(Component data from apps and pages)
┌──

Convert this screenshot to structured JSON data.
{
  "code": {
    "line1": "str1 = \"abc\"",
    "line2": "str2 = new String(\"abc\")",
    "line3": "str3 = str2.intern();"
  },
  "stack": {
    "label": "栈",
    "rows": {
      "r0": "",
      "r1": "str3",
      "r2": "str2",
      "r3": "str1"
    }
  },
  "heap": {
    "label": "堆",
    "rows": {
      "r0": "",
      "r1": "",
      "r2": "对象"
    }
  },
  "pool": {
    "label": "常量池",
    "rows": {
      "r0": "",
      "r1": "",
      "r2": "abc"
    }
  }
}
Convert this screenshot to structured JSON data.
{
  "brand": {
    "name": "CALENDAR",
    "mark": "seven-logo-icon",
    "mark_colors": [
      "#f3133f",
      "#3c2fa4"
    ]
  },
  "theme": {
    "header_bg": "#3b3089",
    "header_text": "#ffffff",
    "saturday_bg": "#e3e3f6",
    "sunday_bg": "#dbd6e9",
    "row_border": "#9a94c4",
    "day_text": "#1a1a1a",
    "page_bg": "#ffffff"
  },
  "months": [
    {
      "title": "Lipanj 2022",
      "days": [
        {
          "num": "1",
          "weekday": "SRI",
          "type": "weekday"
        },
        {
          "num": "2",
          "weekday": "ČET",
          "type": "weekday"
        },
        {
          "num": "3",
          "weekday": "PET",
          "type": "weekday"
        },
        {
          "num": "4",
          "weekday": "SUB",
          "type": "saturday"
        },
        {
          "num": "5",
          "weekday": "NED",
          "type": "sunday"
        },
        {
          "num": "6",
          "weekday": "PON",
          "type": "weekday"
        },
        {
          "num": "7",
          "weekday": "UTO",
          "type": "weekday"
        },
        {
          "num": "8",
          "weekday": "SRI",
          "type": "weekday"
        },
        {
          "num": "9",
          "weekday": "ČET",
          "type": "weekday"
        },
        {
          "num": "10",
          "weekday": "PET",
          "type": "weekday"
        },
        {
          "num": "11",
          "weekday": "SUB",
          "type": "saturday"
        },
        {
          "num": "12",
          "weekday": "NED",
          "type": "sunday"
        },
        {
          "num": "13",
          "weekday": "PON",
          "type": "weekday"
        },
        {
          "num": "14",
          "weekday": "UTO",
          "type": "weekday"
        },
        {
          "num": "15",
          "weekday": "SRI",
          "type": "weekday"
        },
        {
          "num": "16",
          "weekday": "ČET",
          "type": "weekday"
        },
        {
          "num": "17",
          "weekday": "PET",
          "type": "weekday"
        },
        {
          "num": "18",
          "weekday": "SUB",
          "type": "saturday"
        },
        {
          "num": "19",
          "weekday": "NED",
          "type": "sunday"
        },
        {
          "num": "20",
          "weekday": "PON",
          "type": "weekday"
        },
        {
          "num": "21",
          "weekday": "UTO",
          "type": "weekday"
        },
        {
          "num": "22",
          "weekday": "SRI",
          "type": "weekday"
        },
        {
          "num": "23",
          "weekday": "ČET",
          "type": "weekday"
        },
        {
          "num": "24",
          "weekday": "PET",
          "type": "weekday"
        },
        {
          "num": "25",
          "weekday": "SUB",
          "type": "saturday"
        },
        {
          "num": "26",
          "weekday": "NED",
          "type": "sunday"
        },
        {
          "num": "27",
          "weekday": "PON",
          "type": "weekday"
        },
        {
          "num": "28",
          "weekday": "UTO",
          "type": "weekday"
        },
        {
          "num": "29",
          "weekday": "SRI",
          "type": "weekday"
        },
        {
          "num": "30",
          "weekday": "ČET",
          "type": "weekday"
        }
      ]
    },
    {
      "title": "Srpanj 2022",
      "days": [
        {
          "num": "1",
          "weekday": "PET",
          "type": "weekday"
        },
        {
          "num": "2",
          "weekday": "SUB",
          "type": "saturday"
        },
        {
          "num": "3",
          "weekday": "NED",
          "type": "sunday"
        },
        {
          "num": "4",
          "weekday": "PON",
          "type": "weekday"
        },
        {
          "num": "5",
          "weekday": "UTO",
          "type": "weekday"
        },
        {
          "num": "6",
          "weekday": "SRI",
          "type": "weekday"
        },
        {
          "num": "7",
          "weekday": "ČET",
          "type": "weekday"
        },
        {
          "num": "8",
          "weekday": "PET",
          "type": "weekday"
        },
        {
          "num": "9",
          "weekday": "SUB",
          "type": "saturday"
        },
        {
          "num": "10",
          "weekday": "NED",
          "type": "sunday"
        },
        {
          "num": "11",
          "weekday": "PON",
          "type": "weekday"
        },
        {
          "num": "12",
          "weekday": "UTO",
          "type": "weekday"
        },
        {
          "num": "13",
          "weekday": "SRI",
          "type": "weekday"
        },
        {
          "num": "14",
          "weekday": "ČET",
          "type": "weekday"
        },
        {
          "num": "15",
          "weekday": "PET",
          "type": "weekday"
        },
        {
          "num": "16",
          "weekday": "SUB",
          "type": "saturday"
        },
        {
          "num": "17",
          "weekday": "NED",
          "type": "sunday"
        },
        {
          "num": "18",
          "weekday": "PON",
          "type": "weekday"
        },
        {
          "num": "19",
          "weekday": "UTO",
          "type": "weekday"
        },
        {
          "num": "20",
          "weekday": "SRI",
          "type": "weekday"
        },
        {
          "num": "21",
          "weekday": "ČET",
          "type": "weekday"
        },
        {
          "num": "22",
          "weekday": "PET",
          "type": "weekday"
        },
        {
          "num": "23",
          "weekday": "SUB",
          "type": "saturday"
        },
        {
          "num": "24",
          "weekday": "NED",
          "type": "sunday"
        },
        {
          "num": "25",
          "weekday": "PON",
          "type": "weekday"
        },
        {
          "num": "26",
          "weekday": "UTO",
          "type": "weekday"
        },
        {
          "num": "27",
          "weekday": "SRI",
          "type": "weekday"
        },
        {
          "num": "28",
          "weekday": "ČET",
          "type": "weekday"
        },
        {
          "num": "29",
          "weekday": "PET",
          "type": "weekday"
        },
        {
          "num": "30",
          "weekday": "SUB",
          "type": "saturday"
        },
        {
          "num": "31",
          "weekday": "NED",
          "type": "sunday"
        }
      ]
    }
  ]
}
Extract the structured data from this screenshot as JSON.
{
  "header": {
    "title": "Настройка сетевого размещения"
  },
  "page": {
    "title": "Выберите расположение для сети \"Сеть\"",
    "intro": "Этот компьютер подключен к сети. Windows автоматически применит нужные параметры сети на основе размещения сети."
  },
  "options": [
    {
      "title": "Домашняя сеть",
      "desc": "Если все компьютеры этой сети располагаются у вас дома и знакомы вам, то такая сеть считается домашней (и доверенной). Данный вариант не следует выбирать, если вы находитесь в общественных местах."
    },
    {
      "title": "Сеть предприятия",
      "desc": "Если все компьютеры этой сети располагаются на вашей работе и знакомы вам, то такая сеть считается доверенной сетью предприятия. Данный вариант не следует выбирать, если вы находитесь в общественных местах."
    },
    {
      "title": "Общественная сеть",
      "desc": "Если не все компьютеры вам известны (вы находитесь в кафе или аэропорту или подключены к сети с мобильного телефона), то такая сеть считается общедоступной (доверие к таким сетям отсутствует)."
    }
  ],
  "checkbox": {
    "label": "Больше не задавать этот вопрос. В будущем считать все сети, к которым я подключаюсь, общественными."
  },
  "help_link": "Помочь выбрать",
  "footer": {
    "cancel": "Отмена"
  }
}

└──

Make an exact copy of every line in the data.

*Result for this task:*
Convert this screenshot to structured JSON data.
{
  "code": {
    "line1": "str1 = \"abc\"",
    "line2": "str2 = new String(\"abc\")",
    "line3": "str3 = str2.intern();"
  },
  "stack": {
    "label": "栈",
    "rows": {
      "r0": "",
      "r1": "str3",
      "r2": "str2",
      "r3": "str1"
    }
  },
  "heap": {
    "label": "堆",
    "rows": {
      "r0": "",
      "r1": "",
      "r2": "对象"
    }
  },
  "pool": {
    "label": "常量池",
    "rows": {
      "r0": "",
      "r1": "",
      "r2": "abc"
    }
  }
}
Convert this screenshot to structured JSON data.
{
  "brand": {
    "name": "CALENDAR",
    "mark": "seven-logo-icon",
    "mark_colors": [
      "#f3133f",
      "#3c2fa4"
    ]
  },
  "theme": {
    "header_bg": "#3b3089",
    "header_text": "#ffffff",
    "saturday_bg": "#e3e3f6",
    "sunday_bg": "#dbd6e9",
    "row_border": "#9a94c4",
    "day_text": "#1a1a1a",
    "page_bg": "#ffffff"
  },
  "months": [
    {
      "title": "Lipanj 2022",
      "days": [
        {
          "num": "1",
          "weekday": "SRI",
          "type": "weekday"
        },
        {
          "num": "2",
          "weekday": "ČET",
          "type": "weekday"
        },
        {
          "num": "3",
          "weekday": "PET",
          "type": "weekday"
        },
        {
          "num": "4",
          "weekday": "SUB",
          "type": "saturday"
        },
        {
          "num": "5",
          "weekday": "NED",
          "type": "sunday"
        },
        {
          "num": "6",
          "weekday": "PON",
          "type": "weekday"
        },
        {
          "num": "7",
          "weekday": "UTO",
          "type": "weekday"
        },
        {
          "num": "8",
          "weekday": "SRI",
          "type": "weekday"
        },
        {
          "num": "9",
          "weekday": "ČET",
          "type": "weekday"
        },
        {
          "num": "10",
          "weekday": "PET",
          "type": "weekday"
        },
        {
          "num": "11",
          "weekday": "SUB",
          "type": "saturday"
        },
        {
          "num": "12",
          "weekday": "NED",
          "type": "sunday"
        },
        {
          "num": "13",
          "weekday": "PON",
          "type": "weekday"
        },
        {
          "num": "14",
          "weekday": "UTO",
          "type": "weekday"
        },
        {
          "num": "15",
          "weekday": "SRI",
          "type": "weekday"
        },
        {
          "num": "16",
          "weekday": "ČET",
          "type": "weekday"
        },
        {
          "num": "17",
          "weekday": "PET",
          "type": "weekday"
        },
        {
          "num": "18",
          "weekday": "SUB",
          "type": "saturday"
        },
        {
          "num": "19",
          "weekday": "NED",
          "type": "sunday"
        },
        {
          "num": "20",
          "weekday": "PON",
          "type": "weekday"
        },
        {
          "num": "21",
          "weekday": "UTO",
          "type": "weekday"
        },
        {
          "num": "22",
          "weekday": "SRI",
          "type": "weekday"
        },
        {
          "num": "23",
          "weekday": "ČET",
          "type": "weekday"
        },
        {
          "num": "24",
          "weekday": "PET",
          "type": "weekday"
        },
        {
          "num": "25",
          "weekday": "SUB",
          "type": "saturday"
        },
        {
          "num": "26",
          "weekday": "NED",
          "type": "sunday"
        },
        {
          "num": "27",
          "weekday": "PON",
          "type": "weekday"
        },
        {
          "num": "28",
          "weekday": "UTO",
          "type": "weekday"
        },
        {
          "num": "29",
          "weekday": "SRI",
          "type": "weekday"
        },
        {
          "num": "30",
          "weekday": "ČET",
          "type": "weekday"
        }
      ]
    },
    {
      "title": "Srpanj 2022",
      "days": [
        {
          "num": "1",
          "weekday": "PET",
          "type": "weekday"
        },
        {
          "num": "2",
          "weekday": "SUB",
          "type": "saturday"
        },
        {
          "num": "3",
          "weekday": "NED",
          "type": "sunday"
        },
        {
          "num": "4",
          "weekday": "PON",
          "type": "weekday"
        },
        {
          "num": "5",
          "weekday": "UTO",
          "type": "weekday"
        },
        {
          "num": "6",
          "weekday": "SRI",
          "type": "weekday"
        },
        {
          "num": "7",
          "weekday": "ČET",
          "type": "weekday"
        },
        {
          "num": "8",
          "weekday": "PET",
          "type": "weekday"
        },
        {
          "num": "9",
          "weekday": "SUB",
          "type": "saturday"
        },
        {
          "num": "10",
          "weekday": "NED",
          "type": "sunday"
        },
        {
          "num": "11",
          "weekday": "PON",
          "type": "weekday"
        },
        {
          "num": "12",
          "weekday": "UTO",
          "type": "weekday"
        },
        {
          "num": "13",
          "weekday": "SRI",
          "type": "weekday"
        },
        {
          "num": "14",
          "weekday": "ČET",
          "type": "weekday"
        },
        {
          "num": "15",
          "weekday": "PET",
          "type": "weekday"
        },
        {
          "num": "16",
          "weekday": "SUB",
          "type": "saturday"
        },
        {
          "num": "17",
          "weekday": "NED",
          "type": "sunday"
        },
        {
          "num": "18",
          "weekday": "PON",
          "type": "weekday"
        },
        {
          "num": "19",
          "weekday": "UTO",
          "type": "weekday"
        },
        {
          "num": "20",
          "weekday": "SRI",
          "type": "weekday"
        },
        {
          "num": "21",
          "weekday": "ČET",
          "type": "weekday"
        },
        {
          "num": "22",
          "weekday": "PET",
          "type": "weekday"
        },
        {
          "num": "23",
          "weekday": "SUB",
          "type": "saturday"
        },
        {
          "num": "24",
          "weekday": "NED",
          "type": "sunday"
        },
        {
          "num": "25",
          "weekday": "PON",
          "type": "weekday"
        },
        {
          "num": "26",
          "weekday": "UTO",
          "type": "weekday"
        },
        {
          "num": "27",
          "weekday": "SRI",
          "type": "weekday"
        },
        {
          "num": "28",
          "weekday": "ČET",
          "type": "weekday"
        },
        {
          "num": "29",
          "weekday": "PET",
          "type": "weekday"
        },
        {
          "num": "30",
          "weekday": "SUB",
          "type": "saturday"
        },
        {
          "num": "31",
          "weekday": "NED",
          "type": "sunday"
        }
      ]
    }
  ]
}
Extract the structured data from this screenshot as JSON.
{
  "header": {
    "title": "Настройка сетевого размещения"
  },
  "page": {
    "title": "Выберите расположение для сети \"Сеть\"",
    "intro": "Этот компьютер подключен к сети. Windows автоматически применит нужные параметры сети на основе размещения сети."
  },
  "options": [
    {
      "title": "Домашняя сеть",
      "desc": "Если все компьютеры этой сети располагаются у вас дома и знакомы вам, то такая сеть считается домашней (и доверенной). Данный вариант не следует выбирать, если вы находитесь в общественных местах."
    },
    {
      "title": "Сеть предприятия",
      "desc": "Если все компьютеры этой сети располагаются на вашей работе и знакомы вам, то такая сеть считается доверенной сетью предприятия. Данный вариант не следует выбирать, если вы находитесь в общественных местах."
    },
    {
      "title": "Общественная сеть",
      "desc": "Если не все компьютеры вам известны (вы находитесь в кафе или аэропорту или подключены к сети с мобильного телефона), то такая сеть считается общедоступной (доверие к таким сетям отсутствует)."
    }
  ],
  "checkbox": {
    "label": "Больше не задавать этот вопрос. В будущем считать все сети, к которым я подключаюсь, общественными."
  },
  "help_link": "Помочь выбрать",
  "footer": {
    "cancel": "Отмена"
  }
}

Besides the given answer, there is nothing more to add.